In a well-known Wayne State University study, members of a control group of physicians did what they ordinarily would do when taking initial histories and chief complaints. An average of 18 seconds into the process, each doctor interrupted the patient with a question requiring a yes or no answer. Members of the experimental group of physicians in the study were told to allow patients time to respond during the process. Patients took an average of 60 seconds to relay the information. That 60 seconds is time well spent.
Studies show that patients understand very little of the medical information given to them. After all, most have not formally studied medicine, and if they are ill, they may be in an upset state of mind, affecting comprehension.
To aid patient understanding:
More tips to improve communication:
The author is a health law attorney in Mt. Kisco, New York, and a Medical Economics editorial consultant. Malpractice Consult deals with questions on common professional liability issues. Unfortunately, we cannot offer specific legal advice.
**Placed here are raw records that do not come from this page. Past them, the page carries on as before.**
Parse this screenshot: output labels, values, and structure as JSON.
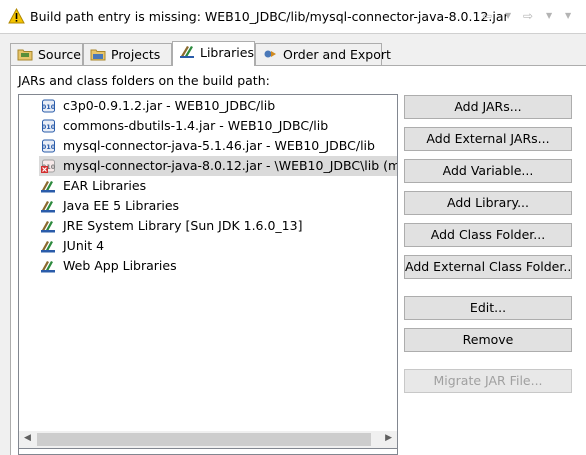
{
  "header": {
    "message": "Build path entry is missing: WEB10_JDBC/lib/mysql-connector-java-8.0.12.jar",
    "icons": [
      "warning-icon",
      "back-arrow-icon",
      "forward-arrow-icon",
      "view-menu-icon"
    ],
    "nav_glyphs": {
      "back": "⇦",
      "forward": "⇨",
      "dropdown": "▼"
    }
  },
  "tabs": [
    {
      "label": "Source",
      "icon": "source-folder-icon",
      "active": false
    },
    {
      "label": "Projects",
      "icon": "projects-icon",
      "active": false
    },
    {
      "label": "Libraries",
      "icon": "libraries-icon",
      "active": true
    },
    {
      "label": "Order and Export",
      "icon": "order-export-icon",
      "active": false
    }
  ],
  "libraries": {
    "caption": "JARs and class folders on the build path:",
    "entries": [
      {
        "label": "c3p0-0.9.1.2.jar - WEB10_JDBC/lib",
        "icon": "jar-icon",
        "selected": false
      },
      {
        "label": "commons-dbutils-1.4.jar - WEB10_JDBC/lib",
        "icon": "jar-icon",
        "selected": false
      },
      {
        "label": "mysql-connector-java-5.1.46.jar - WEB10_JDBC/lib",
        "icon": "jar-icon",
        "selected": false
      },
      {
        "label": "mysql-connector-java-8.0.12.jar - \\WEB10_JDBC\\lib (missi",
        "icon": "missing-jar-icon",
        "selected": true
      },
      {
        "label": "EAR Libraries",
        "icon": "library-icon",
        "selected": false
      },
      {
        "label": "Java EE 5 Libraries",
        "icon": "library-icon",
        "selected": false
      },
      {
        "label": "JRE System Library [Sun JDK 1.6.0_13]",
        "icon": "library-icon",
        "selected": false
      },
      {
        "label": "JUnit 4",
        "icon": "library-icon",
        "selected": false
      },
      {
        "label": "Web App Libraries",
        "icon": "library-icon",
        "selected": false
      }
    ]
  },
  "buttons": {
    "add_jars": "Add JARs...",
    "add_external_jars": "Add External JARs...",
    "add_variable": "Add Variable...",
    "add_library": "Add Library...",
    "add_class_folder": "Add Class Folder...",
    "add_external_class_folder": "Add External Class Folder...",
    "edit": "Edit...",
    "remove": "Remove",
    "migrate_jar": "Migrate JAR File..."
  },
  "colors": {
    "selection": "#dadada",
    "warning": "#f5c400",
    "jar_blue": "#2a5caa",
    "library_brown": "#8b6a2f",
    "library_green": "#2d8a3e",
    "missing_red": "#d32f2f"
  }
}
If you have a general question or a topic you would like to see covered here, please send it to email@example.com